**THE DATA**:
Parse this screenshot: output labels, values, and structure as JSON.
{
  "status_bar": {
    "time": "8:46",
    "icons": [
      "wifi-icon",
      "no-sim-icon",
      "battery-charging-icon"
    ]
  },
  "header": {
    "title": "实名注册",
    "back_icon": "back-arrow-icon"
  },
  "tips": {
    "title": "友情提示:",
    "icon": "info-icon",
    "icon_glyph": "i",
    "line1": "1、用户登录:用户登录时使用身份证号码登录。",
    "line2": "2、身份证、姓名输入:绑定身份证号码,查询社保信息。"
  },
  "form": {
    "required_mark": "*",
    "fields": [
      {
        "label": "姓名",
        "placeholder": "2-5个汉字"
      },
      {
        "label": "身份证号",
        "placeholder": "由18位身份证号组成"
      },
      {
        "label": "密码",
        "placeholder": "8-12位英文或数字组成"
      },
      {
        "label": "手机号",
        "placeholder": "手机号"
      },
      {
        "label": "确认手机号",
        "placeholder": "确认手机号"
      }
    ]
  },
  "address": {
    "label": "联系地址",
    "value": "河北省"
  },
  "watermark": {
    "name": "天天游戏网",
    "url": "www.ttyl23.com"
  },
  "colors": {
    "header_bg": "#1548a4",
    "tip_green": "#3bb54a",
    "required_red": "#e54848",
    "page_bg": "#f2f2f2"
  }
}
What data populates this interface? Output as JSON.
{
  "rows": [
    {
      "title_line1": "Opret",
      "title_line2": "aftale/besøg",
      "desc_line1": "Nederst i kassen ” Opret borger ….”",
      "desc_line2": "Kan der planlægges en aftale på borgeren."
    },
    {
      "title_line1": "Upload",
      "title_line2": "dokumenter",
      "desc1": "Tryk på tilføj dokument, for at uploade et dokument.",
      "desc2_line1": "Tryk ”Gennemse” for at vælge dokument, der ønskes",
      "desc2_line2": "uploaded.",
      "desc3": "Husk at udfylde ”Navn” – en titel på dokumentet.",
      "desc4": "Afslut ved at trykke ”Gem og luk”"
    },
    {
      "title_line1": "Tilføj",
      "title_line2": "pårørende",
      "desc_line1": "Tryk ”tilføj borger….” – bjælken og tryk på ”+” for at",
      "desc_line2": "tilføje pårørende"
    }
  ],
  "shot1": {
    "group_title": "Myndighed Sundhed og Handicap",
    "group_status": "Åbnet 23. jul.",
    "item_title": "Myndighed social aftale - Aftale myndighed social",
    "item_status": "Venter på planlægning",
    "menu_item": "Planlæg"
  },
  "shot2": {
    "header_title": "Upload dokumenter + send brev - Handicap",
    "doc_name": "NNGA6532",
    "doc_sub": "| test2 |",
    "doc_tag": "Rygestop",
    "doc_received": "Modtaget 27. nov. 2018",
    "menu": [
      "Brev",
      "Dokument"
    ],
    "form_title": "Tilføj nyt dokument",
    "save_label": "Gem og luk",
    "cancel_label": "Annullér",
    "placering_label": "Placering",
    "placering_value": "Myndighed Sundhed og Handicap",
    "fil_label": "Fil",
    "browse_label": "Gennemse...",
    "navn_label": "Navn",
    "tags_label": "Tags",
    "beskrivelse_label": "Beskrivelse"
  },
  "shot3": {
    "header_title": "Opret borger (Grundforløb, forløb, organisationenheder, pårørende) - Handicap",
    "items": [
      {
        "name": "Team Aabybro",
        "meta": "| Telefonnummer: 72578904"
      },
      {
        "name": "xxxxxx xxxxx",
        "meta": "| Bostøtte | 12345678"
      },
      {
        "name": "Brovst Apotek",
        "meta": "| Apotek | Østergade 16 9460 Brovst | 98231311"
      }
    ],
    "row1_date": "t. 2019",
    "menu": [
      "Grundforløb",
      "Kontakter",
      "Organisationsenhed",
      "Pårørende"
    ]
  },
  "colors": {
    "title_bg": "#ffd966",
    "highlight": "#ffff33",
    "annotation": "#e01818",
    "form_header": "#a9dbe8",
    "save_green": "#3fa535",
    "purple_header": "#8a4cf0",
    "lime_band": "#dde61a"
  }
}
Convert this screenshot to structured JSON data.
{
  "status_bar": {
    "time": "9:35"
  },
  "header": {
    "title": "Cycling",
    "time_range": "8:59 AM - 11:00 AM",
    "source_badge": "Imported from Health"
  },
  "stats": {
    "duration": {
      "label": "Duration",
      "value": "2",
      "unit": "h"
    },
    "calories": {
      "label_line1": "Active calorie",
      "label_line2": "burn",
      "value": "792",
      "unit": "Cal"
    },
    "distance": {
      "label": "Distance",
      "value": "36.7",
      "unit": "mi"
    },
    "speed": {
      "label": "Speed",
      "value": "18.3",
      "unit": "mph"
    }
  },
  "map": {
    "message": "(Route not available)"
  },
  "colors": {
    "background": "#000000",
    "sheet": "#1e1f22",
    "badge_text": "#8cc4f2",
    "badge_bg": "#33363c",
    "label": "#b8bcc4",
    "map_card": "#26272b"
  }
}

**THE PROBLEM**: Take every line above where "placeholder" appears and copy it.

**RESULT FOR THIS EXERCISE**:
        "placeholder": "2-5个汉字"
        "placeholder": "由18位身份证号组成"
        "placeholder": "8-12位英文或数字组成"
        "placeholder": "手机号"
        "placeholder": "确认手机号"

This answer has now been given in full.